Although kiore were regarded by Māori as relatively clean animals which lived mainly on insects, fruits, eggs and chicks, Māori were less impressed by the ship rat and Norway rat which arrived with European explorers, sealers, whalers and settlers. In an early scientific report Maori were said to have described European rats as “detestable creatures, mischievous thieves, house-gnawers, garment-destroyers, with an abominable habit of defecating on articles of food, absolutely disgusting creatures”.
Not far wrong there.
Thus many Māori still value kiore – but not other rats – even today, in spite of their role in the extinction of a number of other endemic species. The Ngātiwai tribe, for example, consider themselves guardians of the kiore. They believe there are cultural and historical reasons that the rats should survive.
Introduced ship rats and Norway rats have taken over from kiore on most of the mainland since the 1890s, but a few kiore populations are left, scattered in remote areas or on islands. Two islands in the Hen and Chickens group, Mauitaha and Araara, have now been set aside as sanctuaries for kiore.
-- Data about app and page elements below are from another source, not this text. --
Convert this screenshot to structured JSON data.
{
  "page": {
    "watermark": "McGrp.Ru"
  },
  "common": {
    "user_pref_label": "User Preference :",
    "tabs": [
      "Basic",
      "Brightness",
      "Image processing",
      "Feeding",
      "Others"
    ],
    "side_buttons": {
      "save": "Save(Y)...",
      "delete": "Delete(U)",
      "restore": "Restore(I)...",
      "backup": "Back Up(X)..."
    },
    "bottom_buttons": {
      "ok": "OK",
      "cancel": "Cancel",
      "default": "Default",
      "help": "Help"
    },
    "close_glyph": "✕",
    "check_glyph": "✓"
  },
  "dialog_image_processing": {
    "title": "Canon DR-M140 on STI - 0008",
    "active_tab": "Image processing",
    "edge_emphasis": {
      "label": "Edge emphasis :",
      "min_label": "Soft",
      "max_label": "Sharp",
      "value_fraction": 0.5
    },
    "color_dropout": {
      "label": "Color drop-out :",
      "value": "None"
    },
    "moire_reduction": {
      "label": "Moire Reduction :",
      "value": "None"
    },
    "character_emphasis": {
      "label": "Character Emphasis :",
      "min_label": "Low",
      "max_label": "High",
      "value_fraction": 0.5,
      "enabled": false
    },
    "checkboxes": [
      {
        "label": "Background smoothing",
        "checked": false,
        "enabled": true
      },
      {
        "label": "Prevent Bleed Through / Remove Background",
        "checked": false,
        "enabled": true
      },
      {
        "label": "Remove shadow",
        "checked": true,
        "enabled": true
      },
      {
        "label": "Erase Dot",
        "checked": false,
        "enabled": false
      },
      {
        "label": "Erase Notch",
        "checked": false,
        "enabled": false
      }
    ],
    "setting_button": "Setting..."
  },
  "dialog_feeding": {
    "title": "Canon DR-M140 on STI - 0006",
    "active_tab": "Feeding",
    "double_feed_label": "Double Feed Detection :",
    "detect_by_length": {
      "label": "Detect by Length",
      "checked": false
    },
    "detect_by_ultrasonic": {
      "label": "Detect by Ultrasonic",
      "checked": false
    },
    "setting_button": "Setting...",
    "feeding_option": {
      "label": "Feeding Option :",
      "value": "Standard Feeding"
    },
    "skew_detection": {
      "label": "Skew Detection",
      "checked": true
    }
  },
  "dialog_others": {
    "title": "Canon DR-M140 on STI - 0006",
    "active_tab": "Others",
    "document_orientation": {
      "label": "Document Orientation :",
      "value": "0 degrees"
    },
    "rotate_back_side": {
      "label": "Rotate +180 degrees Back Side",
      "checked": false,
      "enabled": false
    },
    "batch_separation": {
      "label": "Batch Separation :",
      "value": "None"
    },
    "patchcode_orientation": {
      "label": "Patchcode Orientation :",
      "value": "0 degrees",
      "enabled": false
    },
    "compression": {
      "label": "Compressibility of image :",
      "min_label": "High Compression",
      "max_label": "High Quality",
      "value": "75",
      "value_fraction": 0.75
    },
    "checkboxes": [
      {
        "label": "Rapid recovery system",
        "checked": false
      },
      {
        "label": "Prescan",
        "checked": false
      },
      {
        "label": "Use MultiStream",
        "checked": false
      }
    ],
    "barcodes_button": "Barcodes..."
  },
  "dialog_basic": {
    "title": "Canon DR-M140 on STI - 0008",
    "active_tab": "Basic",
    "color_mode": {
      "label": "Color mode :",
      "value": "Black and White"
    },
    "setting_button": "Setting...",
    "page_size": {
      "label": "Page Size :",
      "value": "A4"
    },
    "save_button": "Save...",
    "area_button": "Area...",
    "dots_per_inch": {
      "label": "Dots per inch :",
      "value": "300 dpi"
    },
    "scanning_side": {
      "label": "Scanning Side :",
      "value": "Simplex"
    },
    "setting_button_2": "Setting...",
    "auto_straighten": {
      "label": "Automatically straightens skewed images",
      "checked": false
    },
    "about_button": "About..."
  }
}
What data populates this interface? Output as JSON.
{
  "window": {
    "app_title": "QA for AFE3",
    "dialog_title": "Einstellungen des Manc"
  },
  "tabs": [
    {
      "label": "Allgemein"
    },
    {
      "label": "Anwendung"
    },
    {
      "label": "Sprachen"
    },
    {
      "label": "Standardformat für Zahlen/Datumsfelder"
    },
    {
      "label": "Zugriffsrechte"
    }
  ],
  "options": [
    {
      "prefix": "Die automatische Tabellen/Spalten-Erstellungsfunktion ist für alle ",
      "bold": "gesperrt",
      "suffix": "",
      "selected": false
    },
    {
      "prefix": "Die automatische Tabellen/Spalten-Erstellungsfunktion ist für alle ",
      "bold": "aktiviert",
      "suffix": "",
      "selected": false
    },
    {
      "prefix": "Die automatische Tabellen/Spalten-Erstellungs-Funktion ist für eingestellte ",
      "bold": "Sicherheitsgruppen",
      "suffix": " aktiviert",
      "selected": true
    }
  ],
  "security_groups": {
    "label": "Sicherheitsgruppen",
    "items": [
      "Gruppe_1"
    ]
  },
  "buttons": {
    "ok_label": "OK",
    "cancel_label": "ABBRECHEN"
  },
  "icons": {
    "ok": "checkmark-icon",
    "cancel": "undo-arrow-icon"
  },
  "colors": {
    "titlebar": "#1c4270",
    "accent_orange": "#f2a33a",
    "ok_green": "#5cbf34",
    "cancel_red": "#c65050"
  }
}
Elsewhere in the world, the Polynesian rat is widespread throughout the Pacific and Southeast Asia. Interestingly, mitochondrial DNA analysis suggests that the kiore (Rattus exulans) originated on the island of Flores.
The IUCN Red List considers Rattus exulans native to Bangladesh, all of mainland Southeast Asia, and Indonesia, but introduced to all of its Pacific range (including the island of New Guinea), the Philippines, Brunei, and Singapore, and of uncertain origin in Taiwan. Because it can’t swim over long distances, it is considered to be a significant marker of the human migrations across the Pacific, as the Polynesians accidentally or deliberately introduced it to the islands they settled.
Kiore feature in proverbs, songs and dance. ‘Ko tini o para kiore’ (a swarm of rats) refers to a heavily populated area. ‘Honoa te hono a te kiore’ (gather as rats do) was used by the Ngāi Tūhoe ancestor Karetehe to rally warriors who were facing defeat. His warriors knew to group together like rats and run straight through enemy ranks.
Although appreciated as an energy-giving food, kiore were used as a metaphor for weakness. A weak person was said to have ‘he uaua kiore’ (sinews of a rat), compared with a strong person’s ‘he uaua parāoa’ (sinews of a whale). A person whose boasts exceeded his abilities might hear the saying, ‘He nanakia aha tō te kiore nanakia?’ (How fierce is the kiore?)
More about kiore: